Without taking the democratic voice of Jammu and Kashmir on board, laws are abrogated, made and enforced forcefully by some way or the other. Being an anthropologist, I always look for the views of people and listen to their discussions, so I can say for sure that the Government of India has lost even the negligible space it had in the hearts of Kashmiri youth.
I personally believed that the Government of India will not attack the reservations and scholarships provided to the deserving people in Jammu and Kashmir. Hence, I and many others were not much bothered about the abrogation of Article 370, especially as the government had made promises of development and economic investment. Unfortunately, since the abrogation of Article 3970 in August last year, the government has only been breaking its promises. First, 10% EWS reservation was introduced, even though it had no practical applicability in Kashmir. Then the internet blockade was extended, political leaders were kept detained, and now the new definition of domiciles has been introduced. There is absolutely no knowing or transparency about what the government is doing or will do next. Sometimes they say that there was corruption in J&K Bank and so the recruitment notifications and exams were cancelled. But they don’t disclose who did what corruption and what action was taken against them. At other times our State Human Rights Commission and State Information Commission are disbanded and it is said that transparency will be brought through the Anti-Corruption Bureau. Where is the transparency in the introduction of new laws and rules in Jammu and Kashmir? Where, indeed, is the democracy in Jammu and Kashmir?
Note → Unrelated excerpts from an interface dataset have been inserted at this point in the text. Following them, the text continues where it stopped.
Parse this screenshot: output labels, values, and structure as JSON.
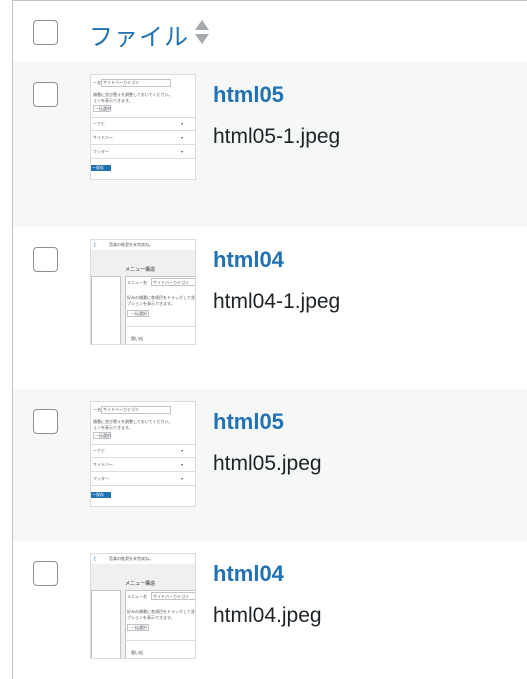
{
  "header": {
    "column_title": "ファイル"
  },
  "rows": [
    {
      "title": "html05",
      "filename": "html05-1.jpeg",
      "thumb": "A",
      "alt": true
    },
    {
      "title": "html04",
      "filename": "html04-1.jpeg",
      "thumb": "B",
      "alt": false
    },
    {
      "title": "html05",
      "filename": "html05.jpeg",
      "thumb": "A",
      "alt": true
    },
    {
      "title": "html04",
      "filename": "html04.jpeg",
      "thumb": "B",
      "alt": false
    }
  ],
  "thumbs": {
    "A": {
      "menu_name_label": "ー名",
      "menu_name_value": "サイドバーカテゴリ",
      "desc": "順番に並び替えを調整しておいてください。",
      "desc2": "ョンを表示できます。",
      "select_all": "一括選択",
      "rows": [
        "ーナビ",
        "サイドバー",
        "フッター"
      ],
      "save": "ー保存"
    },
    "B": {
      "top_text": "音楽の推奨を未完成ね。",
      "link": "と",
      "heading": "メニュー構造",
      "menu_name_label": "メニュー名",
      "menu_name_value": "サイドバーカテゴリ",
      "desc": "好みの順番に各項目をドラッグして並び替え、",
      "desc2": "プションを表示できます。",
      "select_all": "一括選択",
      "footer_label": "思い出"
    }
  }
}
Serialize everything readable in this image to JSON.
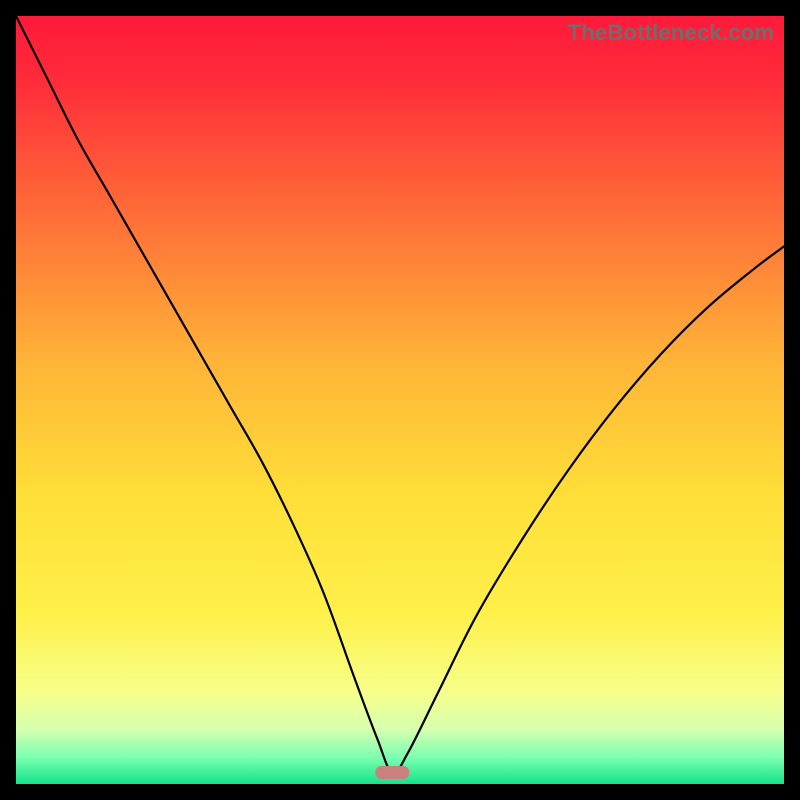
{
  "watermark": "TheBottleneck.com",
  "chart_data": {
    "type": "line",
    "title": "",
    "xlabel": "",
    "ylabel": "",
    "xlim": [
      0,
      100
    ],
    "ylim": [
      0,
      100
    ],
    "grid": false,
    "legend": false,
    "annotations": [],
    "background_gradient": {
      "description": "vertical gradient top to bottom",
      "stops": [
        {
          "pos": 0.0,
          "color": "#ff1a3a"
        },
        {
          "pos": 0.08,
          "color": "#ff2a3a"
        },
        {
          "pos": 0.25,
          "color": "#ff6a38"
        },
        {
          "pos": 0.45,
          "color": "#ffb438"
        },
        {
          "pos": 0.62,
          "color": "#ffde38"
        },
        {
          "pos": 0.78,
          "color": "#fff04a"
        },
        {
          "pos": 0.88,
          "color": "#f7ff8a"
        },
        {
          "pos": 0.93,
          "color": "#d4ffb0"
        },
        {
          "pos": 0.965,
          "color": "#7cffb0"
        },
        {
          "pos": 1.0,
          "color": "#15e48a"
        }
      ]
    },
    "minimum_marker": {
      "x": 49,
      "y": 1.5,
      "color": "#c98080",
      "shape": "rounded-bar"
    },
    "series": [
      {
        "name": "bottleneck-curve",
        "color": "#000000",
        "x": [
          0,
          4,
          8,
          12,
          16,
          20,
          24,
          28,
          32,
          36,
          40,
          44,
          47,
          49,
          51,
          55,
          60,
          66,
          72,
          78,
          84,
          90,
          96,
          100
        ],
        "y": [
          100,
          92,
          84,
          77,
          70,
          63,
          56,
          49,
          42,
          34,
          25,
          14,
          6,
          1.5,
          4,
          12,
          22,
          32,
          41,
          49,
          56,
          62,
          67,
          70
        ]
      }
    ]
  }
}
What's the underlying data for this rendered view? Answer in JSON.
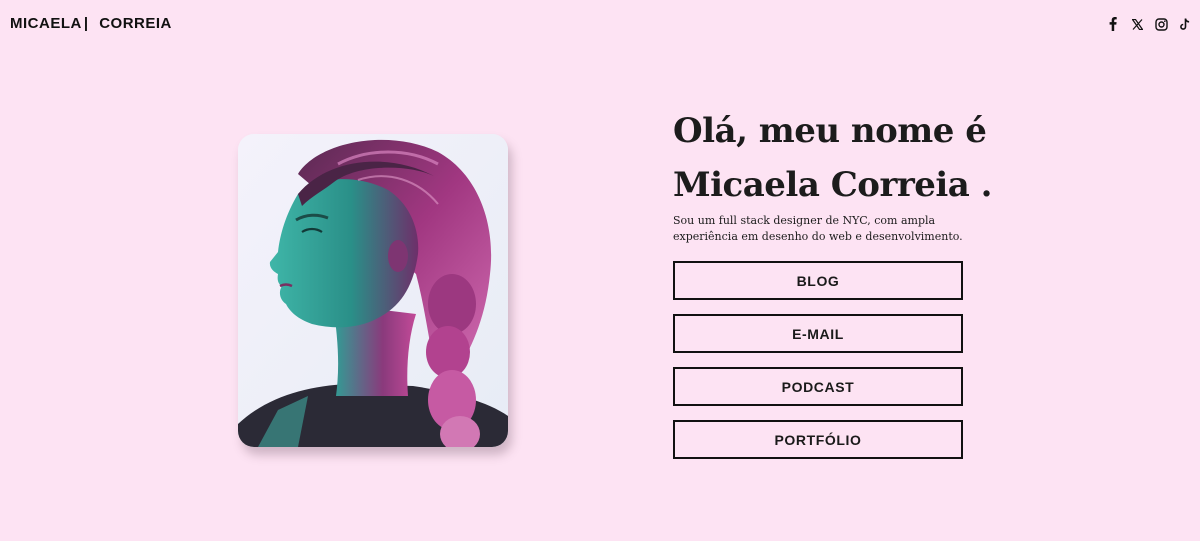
{
  "header": {
    "brand_first": "MICAELA",
    "brand_separator": "|",
    "brand_last": "CORREIA",
    "social_icons": [
      "facebook-icon",
      "x-icon",
      "instagram-icon",
      "tiktok-icon"
    ]
  },
  "hero": {
    "portrait_icon": "woman-profile-portrait",
    "headline_line1": "Olá, meu nome é",
    "headline_line2": "Micaela Correia .",
    "bio": "Sou um full stack designer de NYC, com ampla experiência em desenho do web e desenvolvimento.",
    "buttons": [
      {
        "label": "BLOG"
      },
      {
        "label": "E-MAIL"
      },
      {
        "label": "PODCAST"
      },
      {
        "label": "PORTFÓLIO"
      }
    ]
  },
  "colors": {
    "background": "#fde3f3",
    "text": "#1a1a1a",
    "portrait_teal": "#2aa59b",
    "portrait_magenta": "#b2378a"
  }
}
On the one side the government of India introduced the Prime Minister’s Special Scholarship Scheme (PMSSS) for students of Jammu and Kashmir to study in outside state colleges and universities, and on the other side the same government is bringing laws to take away the employment opportunities of the youth. I sometimes feel that the PMSSS was a trap for Kashmiri students to make them fetch degrees from different colleges and universities outside and then be mentally frustrated at home after returning to the valley. There is no employment opportunity in Kashmir and most of the businesses fail because of the hartals, curfews, natural disasters and the non-democratic approach of the Indian government towards Kashmir.
I personally feel that the 4G internet ban is not being lifted to keep a lid on the deeds of the government and they are taking full benefit of the Covid-19 crisis, because the affected Kashmiri youth cannot react either through social media or through democratic street protests. Also, every voice raised in protest is labelled as that of terrorists. Everyone who protests is detained and put in jail.
Kashmiris deserve reservation and protection though domicile rights because of their distinct culture as well as the lack of opportunities they suffer from as compared to people in other states. But the ethnocentric approach of the Indian elite towards Kashmir does not let them understand the feelings and pain of the Kashmiris. As an anthropologist I can say that the new definition of domicile is wrong, and the government is stealing the rights of people of J&K and giving these to rulers/ officials’ children in Kashmir. Kashmir needs at least 40 years of development to compete with other states and then such laws can be brought. The Government of India must reconsider its decision and take the discriminatory domicile law back.
The writer is a research scholar of Social Anthropology. firstname.lastname@example.org